You are very right about not always knowing which blog you’re reading (if you’re reading all of “Today’s Articles”, for example). I actually thought I was reading a Skelliewag post until I came here to comment!
Great article, good things to remember and act upon. Big paragraphs is one of my weaknesses!
One things I find is helpful is when things are set up properly the post might have an author name associated with it. For Problogger my feed reader tells me whether it’s Darren Rouse or Skellie writing a post. My feeds have that as well, which leads me to believe it might be FeedBurner inserting that helpful little tidbit.
I also tend not to read posts from blogs that update several times a day. I find that I can’t keep up with all the posts Unless blogging is your career then people who update too much have not spent enough time researching and proof reading their posts.
Haha, I just flicked over to Darren’s article that you linked to and too many posts is first on the list! I’ll go read that post now.
Great Post, I am new to the blogging scene and I firstly need to get subscribers. Images in post I think are a fantastic way to break up the post.
@ Jeremiah: My suggestion would be, that if you’re going for a free theme, pick something unique. There are a lot of themes that get used on thousands of blogs and I think you should stay away from those. Your blog needs to be unique visually as well as in terms of content.
@ Mark Dykeman: That’s a really cool idea. That would let visitors know immediately what blog the post was from.
@ Everyone: Thanks for the kind comments! I can’t respond to all of them, but I do read them.
This is an interesting post because it is something I’ve noticed.
I’ve set my feed to the summary in order to make them shorter, but it removes the pictures. Is there a way for me to include the picture, but keep the RSS feed content to about 400-500 words?
I did follow the advise of another marketer, and I did create a signature at the bottom of my RSS feed to let readers know that if they click on the link it will take them to the main post which contains photos, links and more info.
I also added a reminder for people to join our membership.
I would appreciate any advise you might be able to give on this, as I do believe that keeping your RSS feed subscribers growing is very important.
I like your point about breaking up your text with images. I’ve noticed you and DoshDosh each do this well.
Some eBooks charge a fortune for this kind of information.
Nice post Skellie ! Adding value is the key for your reader’s to stick to your blog. You may get their attention for a while, but this does not mean this will last forever. We should always be innovative and creative to keep them coming to our blogs. This is easier said than done…

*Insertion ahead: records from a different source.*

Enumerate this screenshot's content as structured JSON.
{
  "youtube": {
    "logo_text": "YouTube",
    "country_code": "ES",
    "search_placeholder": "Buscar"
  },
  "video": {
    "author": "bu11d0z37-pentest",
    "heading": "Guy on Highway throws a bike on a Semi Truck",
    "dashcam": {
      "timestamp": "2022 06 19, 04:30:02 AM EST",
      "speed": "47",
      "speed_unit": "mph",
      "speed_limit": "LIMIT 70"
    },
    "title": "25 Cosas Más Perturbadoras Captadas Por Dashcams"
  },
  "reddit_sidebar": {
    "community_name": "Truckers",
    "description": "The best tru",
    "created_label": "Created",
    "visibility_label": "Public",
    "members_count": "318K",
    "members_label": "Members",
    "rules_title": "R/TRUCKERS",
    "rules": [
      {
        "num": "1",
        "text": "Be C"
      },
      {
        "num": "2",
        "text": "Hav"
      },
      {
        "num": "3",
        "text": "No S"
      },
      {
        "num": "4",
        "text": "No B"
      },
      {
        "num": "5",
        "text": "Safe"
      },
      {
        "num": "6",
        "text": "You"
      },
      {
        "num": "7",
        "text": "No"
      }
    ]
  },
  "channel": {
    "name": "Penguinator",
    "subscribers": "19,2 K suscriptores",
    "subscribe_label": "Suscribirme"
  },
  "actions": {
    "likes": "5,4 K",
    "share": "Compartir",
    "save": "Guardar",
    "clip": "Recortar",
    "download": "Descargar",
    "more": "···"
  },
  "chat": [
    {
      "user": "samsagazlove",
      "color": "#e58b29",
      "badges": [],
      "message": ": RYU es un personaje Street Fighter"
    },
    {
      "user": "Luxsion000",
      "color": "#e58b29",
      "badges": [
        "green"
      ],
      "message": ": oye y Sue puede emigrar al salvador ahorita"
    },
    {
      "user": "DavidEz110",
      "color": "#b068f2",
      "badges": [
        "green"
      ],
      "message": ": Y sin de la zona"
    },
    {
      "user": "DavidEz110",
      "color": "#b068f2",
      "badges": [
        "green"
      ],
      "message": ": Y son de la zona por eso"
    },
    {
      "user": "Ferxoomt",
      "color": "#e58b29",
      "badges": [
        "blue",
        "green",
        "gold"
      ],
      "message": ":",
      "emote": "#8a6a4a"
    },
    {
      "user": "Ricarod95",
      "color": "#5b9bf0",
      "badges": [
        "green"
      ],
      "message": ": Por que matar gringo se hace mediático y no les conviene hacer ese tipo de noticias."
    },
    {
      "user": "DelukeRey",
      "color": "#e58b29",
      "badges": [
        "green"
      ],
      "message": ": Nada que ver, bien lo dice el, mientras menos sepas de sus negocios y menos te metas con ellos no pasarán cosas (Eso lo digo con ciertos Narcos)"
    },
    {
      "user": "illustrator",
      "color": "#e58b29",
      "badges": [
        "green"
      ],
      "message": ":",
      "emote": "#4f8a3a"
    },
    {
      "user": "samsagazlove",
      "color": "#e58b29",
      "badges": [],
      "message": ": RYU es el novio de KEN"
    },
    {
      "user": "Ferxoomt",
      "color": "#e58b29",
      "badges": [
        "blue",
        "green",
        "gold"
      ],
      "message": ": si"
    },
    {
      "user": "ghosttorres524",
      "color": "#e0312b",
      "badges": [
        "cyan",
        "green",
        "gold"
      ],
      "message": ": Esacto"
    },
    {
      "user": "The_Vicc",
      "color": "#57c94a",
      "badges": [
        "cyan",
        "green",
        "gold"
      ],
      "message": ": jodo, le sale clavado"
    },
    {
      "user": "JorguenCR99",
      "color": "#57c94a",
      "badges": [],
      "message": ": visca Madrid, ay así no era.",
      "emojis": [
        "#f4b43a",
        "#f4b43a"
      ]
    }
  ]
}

Great points thanks! I’m going to try and put some of those in effect on my blog:
Keep up the GREAT work!
Interesting post, I know that everyone is aiming of how one can keep his subscribers intact but don’t know how. Great article.
Cheers for the info. Mine is only 6 at the moment lol so I’m focusing on more subscribers at this stage
This is a great post. We all know that the more subscribers we have the more traffic we can get and keeping subscribers forever would be a great help.
One thing that annoys me and leads me to unsubscribe from a blog is really short useless news items on a blog. I want content, not little titbits and news posts. An example is some bit about a website redesign or other site being updated, etc. I’ve almost left this subscription from this a few times I’ll admit.
So my question about this is, I have several categories I post to on my blog and users can subscribe to all posts or individual categories to help them filter out the stuff they don’t care to read. I’m not sure yet if this is useful (or if I should just tune my blog on a narrower subject which I don’t yet want to do), any comments on this from the group?
Keeping your readership is not easy. I believe the key to success is to be somewhat consistent in your writings, because return readers are back to receive ‘another dose’ of your great ideas, whatever they may be. Bloggers cannot control the mindset of any reader, so they must also be dedicated to the area they are writing about. There is nothing greater than original content that is delivered with both professionalism and sincerity. Regards, Keith Johnson, M.S. Education